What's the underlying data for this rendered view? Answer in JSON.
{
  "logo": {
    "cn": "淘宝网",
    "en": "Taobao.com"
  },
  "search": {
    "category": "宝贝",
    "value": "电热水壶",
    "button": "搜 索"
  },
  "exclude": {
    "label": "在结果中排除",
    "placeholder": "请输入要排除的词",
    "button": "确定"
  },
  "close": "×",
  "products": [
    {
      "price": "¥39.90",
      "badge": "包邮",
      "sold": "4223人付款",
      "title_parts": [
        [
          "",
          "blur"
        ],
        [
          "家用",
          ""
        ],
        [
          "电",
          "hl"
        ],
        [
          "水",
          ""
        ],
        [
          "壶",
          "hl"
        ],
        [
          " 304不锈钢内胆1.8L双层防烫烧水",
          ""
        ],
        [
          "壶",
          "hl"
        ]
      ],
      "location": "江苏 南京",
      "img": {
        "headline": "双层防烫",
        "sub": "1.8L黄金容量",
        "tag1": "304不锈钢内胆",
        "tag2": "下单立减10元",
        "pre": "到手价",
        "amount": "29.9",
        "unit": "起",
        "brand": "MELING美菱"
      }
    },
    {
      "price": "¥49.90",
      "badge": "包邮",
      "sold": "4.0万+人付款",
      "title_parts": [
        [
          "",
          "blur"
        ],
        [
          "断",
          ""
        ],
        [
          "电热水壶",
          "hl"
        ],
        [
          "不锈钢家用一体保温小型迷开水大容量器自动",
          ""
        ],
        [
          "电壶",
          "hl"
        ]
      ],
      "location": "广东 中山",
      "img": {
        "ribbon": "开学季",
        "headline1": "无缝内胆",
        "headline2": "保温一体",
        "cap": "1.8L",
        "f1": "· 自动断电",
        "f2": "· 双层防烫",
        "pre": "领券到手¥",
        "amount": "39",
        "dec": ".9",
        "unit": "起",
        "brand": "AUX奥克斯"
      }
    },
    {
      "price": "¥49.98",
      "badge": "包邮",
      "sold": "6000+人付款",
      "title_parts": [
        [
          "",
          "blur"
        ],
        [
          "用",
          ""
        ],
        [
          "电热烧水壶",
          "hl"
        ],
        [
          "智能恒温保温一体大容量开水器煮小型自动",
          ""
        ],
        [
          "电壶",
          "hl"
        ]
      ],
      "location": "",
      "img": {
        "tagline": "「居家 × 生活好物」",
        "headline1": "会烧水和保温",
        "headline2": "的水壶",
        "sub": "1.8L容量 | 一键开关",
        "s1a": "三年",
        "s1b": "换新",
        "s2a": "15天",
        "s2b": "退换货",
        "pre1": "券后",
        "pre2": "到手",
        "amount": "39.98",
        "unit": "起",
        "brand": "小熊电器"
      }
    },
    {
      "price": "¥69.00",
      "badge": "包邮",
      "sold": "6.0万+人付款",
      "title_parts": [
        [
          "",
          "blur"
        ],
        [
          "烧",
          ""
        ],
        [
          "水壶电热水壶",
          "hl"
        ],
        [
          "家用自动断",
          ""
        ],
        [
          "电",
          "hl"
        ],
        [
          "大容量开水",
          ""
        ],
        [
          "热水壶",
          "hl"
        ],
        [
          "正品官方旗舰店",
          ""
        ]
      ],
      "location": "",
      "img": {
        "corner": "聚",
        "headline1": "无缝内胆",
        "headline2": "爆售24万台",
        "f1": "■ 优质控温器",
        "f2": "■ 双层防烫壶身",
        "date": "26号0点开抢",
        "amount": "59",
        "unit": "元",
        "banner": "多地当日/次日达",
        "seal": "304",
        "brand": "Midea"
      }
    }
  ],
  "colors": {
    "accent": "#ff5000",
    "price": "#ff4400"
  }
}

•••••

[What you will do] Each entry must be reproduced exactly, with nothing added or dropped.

[Solution to this exercise]
What's the underlying data for this rendered view? Answer in JSON.
{
  "logo": {
    "cn": "淘宝网",
    "en": "Taobao.com"
  },
  "search": {
    "category": "宝贝",
    "value": "电热水壶",
    "button": "搜 索"
  },
  "exclude": {
    "label": "在结果中排除",
    "placeholder": "请输入要排除的词",
    "button": "确定"
  },
  "close": "×",
  "products": [
    {
      "price": "¥39.90",
      "badge": "包邮",
      "sold": "4223人付款",
      "title_parts": [
        [
          "",
          "blur"
        ],
        [
          "家用",
          ""
        ],
        [
          "电",
          "hl"
        ],
        [
          "水",
          ""
        ],
        [
          "壶",
          "hl"
        ],
        [
          " 304不锈钢内胆1.8L双层防烫烧水",
          ""
        ],
        [
          "壶",
          "hl"
        ]
      ],
      "location": "江苏 南京",
      "img": {
        "headline": "双层防烫",
        "sub": "1.8L黄金容量",
        "tag1": "304不锈钢内胆",
        "tag2": "下单立减10元",
        "pre": "到手价",
        "amount": "29.9",
        "unit": "起",
        "brand": "MELING美菱"
      }
    },
    {
      "price": "¥49.90",
      "badge": "包邮",
      "sold": "4.0万+人付款",
      "title_parts": [
        [
          "",
          "blur"
        ],
        [
          "断",
          ""
        ],
        [
          "电热水壶",
          "hl"
        ],
        [
          "不锈钢家用一体保温小型迷开水大容量器自动",
          ""
        ],
        [
          "电壶",
          "hl"
        ]
      ],
      "location": "广东 中山",
      "img": {
        "ribbon": "开学季",
        "headline1": "无缝内胆",
        "headline2": "保温一体",
        "cap": "1.8L",
        "f1": "· 自动断电",
        "f2": "· 双层防烫",
        "pre": "领券到手¥",
        "amount": "39",
        "dec": ".9",
        "unit": "起",
        "brand": "AUX奥克斯"
      }
    },
    {
      "price": "¥49.98",
      "badge": "包邮",
      "sold": "6000+人付款",
      "title_parts": [
        [
          "",
          "blur"
        ],
        [
          "用",
          ""
        ],
        [
          "电热烧水壶",
          "hl"
        ],
        [
          "智能恒温保温一体大容量开水器煮小型自动",
          ""
        ],
        [
          "电壶",
          "hl"
        ]
      ],
      "location": "",
      "img": {
        "tagline": "「居家 × 生活好物」",
        "headline1": "会烧水和保温",
        "headline2": "的水壶",
        "sub": "1.8L容量 | 一键开关",
        "s1a": "三年",
        "s1b": "换新",
        "s2a": "15天",
        "s2b": "退换货",
        "pre1": "券后",
        "pre2": "到手",
        "amount": "39.98",
        "unit": "起",
        "brand": "小熊电器"
      }
    },
    {
      "price": "¥69.00",
      "badge": "包邮",
      "sold": "6.0万+人付款",
      "title_parts": [
        [
          "",
          "blur"
        ],
        [
          "烧",
          ""
        ],
        [
          "水壶电热水壶",
          "hl"
        ],
        [
          "家用自动断",
          ""
        ],
        [
          "电",
          "hl"
        ],
        [
          "大容量开水",
          ""
        ],
        [
          "热水壶",
          "hl"
        ],
        [
          "正品官方旗舰店",
          ""
        ]
      ],
      "location": "",
      "img": {
        "corner": "聚",
        "headline1": "无缝内胆",
        "headline2": "爆售24万台",
        "f1": "■ 优质控温器",
        "f2": "■ 双层防烫壶身",
        "date": "26号0点开抢",
        "amount": "59",
        "unit": "元",
        "banner": "多地当日/次日达",
        "seal": "304",
        "brand": "Midea"
      }
    }
  ],
  "colors": {
    "accent": "#ff5000",
    "price": "#ff4400"
  }
}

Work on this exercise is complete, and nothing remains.